The cover sheet should reflect the phase or phases of the study that are intended to be covered by the IND submission. This submission (including protocols and supporting information) may be limited to the studies that will begin immediately after the IND goes into effect or may cover, at the sponsor's option, any or all of the remaining studies planned.
The cover sheet includes a commitment by the sponsor that the investigation will be subject to the initial and continuing review and approval of an institutional review board (IRB), and that investigators will not make any deviations from the research plan without IRB approval. Several comments asserted that a sponsor cannot make these commitments for an investigator. The comments suggested that the sponsor should only be required to make a commitment to inform all investigators of applicable requirements, and to monitor them in accordance with applicable regulations.
A sponsor's obligation to monitor its studies to ensure compliance with pertinent regulatory requirements, including IRB review requirements, has been part of the IND regulations for many years, and is now widely accepted as an appropriate sponsor responsibility. Therefore, FDA does not regard as unreasonable requiring the sponsor to commit to ensure compliance by investigators with pertinent IRB review and approval requirements. FDA does not view this commitment as a guarantee by the sponsor of investigator compliance in every case, but rather as an undertaking to ensure that investigators are fully informed of their responsibilities and to adopt monitoring procedures to minimize the possibility of investigator noncompliance.
Proposed ß 312.23(a)(1)(vii) would require the sponsor to list the name and title of the person responsible for evaluating adverse reactions or other evidence of risks obtained from clinical investigators. Several comments recommended that this requirement be deleted, suggesting that the evaluation of adverse reactions is normally a collective effort, involving a number of individuals from different disciplines. The comments suggested that, in many cases, it would be extremely difficult to identify a single individual responsible for decisionmaking in this area. One comment suggested that FDA's initial contact point on all issues relating to conduct of the investigation, including adverse reactions reporting, should be the person responsible for monitoring the conduct and progress of the clinical investigation whose name would already have been provided to the IND under ß 312.23(a)(1)(vi).
The agency believes that the requirement should be retained. The identification of a person (or persons) responsible for evaluating information relevant to the safety of the drug will be of significant help to agency reviewers in obtaining more information from the sponsor about a safety report submitted under ß 312.32, when such followup is necessary.
FDA acknowledges that the evaluation of safety information may involve more than one person. Therefore, if a number of persons from different disciplines are involved in the evaluative effort, FDA would have no objection to the sponsor identifying any one or more of these individuals. FDA does not believe that it is consistent with the requirement for the sponsor to identify here the person identified in ß 312.23(a)(1)(vi) as charged with monitoring the conduct and progress of the investigation unless that person is also, in fact, responsible for review and evaluation of safety information.
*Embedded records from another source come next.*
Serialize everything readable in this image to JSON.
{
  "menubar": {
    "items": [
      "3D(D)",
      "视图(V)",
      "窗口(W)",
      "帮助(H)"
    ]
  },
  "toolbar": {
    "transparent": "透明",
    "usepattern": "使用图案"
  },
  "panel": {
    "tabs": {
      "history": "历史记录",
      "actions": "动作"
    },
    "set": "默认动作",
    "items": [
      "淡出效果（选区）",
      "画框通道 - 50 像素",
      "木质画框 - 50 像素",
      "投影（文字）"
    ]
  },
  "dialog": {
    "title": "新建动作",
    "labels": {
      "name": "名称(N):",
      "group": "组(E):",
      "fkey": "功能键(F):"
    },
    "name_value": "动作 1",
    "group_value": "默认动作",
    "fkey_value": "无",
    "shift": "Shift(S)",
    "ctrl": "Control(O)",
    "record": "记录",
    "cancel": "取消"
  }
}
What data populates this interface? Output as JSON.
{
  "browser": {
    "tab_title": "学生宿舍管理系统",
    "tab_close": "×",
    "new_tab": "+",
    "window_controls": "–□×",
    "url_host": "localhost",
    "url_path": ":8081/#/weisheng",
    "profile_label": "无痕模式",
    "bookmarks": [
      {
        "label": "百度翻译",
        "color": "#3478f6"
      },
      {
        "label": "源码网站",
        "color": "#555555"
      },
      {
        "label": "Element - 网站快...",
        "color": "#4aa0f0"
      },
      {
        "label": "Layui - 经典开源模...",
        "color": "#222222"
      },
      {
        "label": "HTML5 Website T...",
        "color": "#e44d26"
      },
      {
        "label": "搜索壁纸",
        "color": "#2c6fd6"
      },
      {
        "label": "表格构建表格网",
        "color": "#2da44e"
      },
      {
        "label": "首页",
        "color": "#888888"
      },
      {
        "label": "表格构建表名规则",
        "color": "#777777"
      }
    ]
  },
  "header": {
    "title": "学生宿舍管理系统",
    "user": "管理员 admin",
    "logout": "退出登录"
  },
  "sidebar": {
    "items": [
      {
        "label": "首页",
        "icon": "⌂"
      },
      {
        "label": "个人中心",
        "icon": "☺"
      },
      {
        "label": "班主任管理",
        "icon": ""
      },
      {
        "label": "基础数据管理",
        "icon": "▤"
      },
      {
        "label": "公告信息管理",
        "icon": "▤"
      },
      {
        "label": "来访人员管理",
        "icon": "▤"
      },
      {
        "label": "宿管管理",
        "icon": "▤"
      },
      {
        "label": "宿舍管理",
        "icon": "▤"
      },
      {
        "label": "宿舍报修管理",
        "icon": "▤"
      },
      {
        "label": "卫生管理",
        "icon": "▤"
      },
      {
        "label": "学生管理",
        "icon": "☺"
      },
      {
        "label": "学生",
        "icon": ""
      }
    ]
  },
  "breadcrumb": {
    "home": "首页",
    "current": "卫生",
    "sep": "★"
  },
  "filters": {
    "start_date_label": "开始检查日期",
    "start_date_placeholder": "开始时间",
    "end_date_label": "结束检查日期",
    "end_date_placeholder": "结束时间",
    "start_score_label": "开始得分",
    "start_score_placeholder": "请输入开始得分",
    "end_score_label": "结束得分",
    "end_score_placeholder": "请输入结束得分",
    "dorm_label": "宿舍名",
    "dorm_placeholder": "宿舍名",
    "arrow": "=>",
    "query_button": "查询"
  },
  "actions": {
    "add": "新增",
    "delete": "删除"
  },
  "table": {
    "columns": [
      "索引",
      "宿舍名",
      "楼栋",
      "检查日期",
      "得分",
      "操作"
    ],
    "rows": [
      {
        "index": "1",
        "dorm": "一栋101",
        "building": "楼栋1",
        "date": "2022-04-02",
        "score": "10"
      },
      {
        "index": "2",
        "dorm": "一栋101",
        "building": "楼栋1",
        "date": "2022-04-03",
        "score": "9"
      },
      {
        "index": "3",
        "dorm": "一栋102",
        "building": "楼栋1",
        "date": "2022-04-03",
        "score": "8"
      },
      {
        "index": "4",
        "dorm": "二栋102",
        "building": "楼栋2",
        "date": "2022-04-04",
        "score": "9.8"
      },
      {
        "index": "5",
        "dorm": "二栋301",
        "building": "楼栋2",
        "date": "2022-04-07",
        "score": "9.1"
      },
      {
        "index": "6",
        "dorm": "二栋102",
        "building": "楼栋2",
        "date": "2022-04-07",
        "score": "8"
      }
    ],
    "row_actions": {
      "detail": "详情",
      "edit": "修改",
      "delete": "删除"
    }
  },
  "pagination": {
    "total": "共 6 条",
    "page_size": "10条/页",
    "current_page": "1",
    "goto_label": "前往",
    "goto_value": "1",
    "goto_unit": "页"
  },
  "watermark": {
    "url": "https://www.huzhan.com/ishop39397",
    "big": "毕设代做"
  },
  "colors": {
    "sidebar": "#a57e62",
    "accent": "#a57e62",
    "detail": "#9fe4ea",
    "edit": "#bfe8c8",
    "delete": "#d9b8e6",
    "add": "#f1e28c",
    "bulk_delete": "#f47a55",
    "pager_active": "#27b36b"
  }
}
As proposed, the regulation would have required the identification of the person responsible "for evaluating adverse reactions or other evidence of risk * * * ." This has been revised to require the identification of the person (or persons) responsible for "review and evaluation of information relevant to the safety of the drug." The change conforms this section to the provisions in ß 312.32 governing review and reporting of safety information.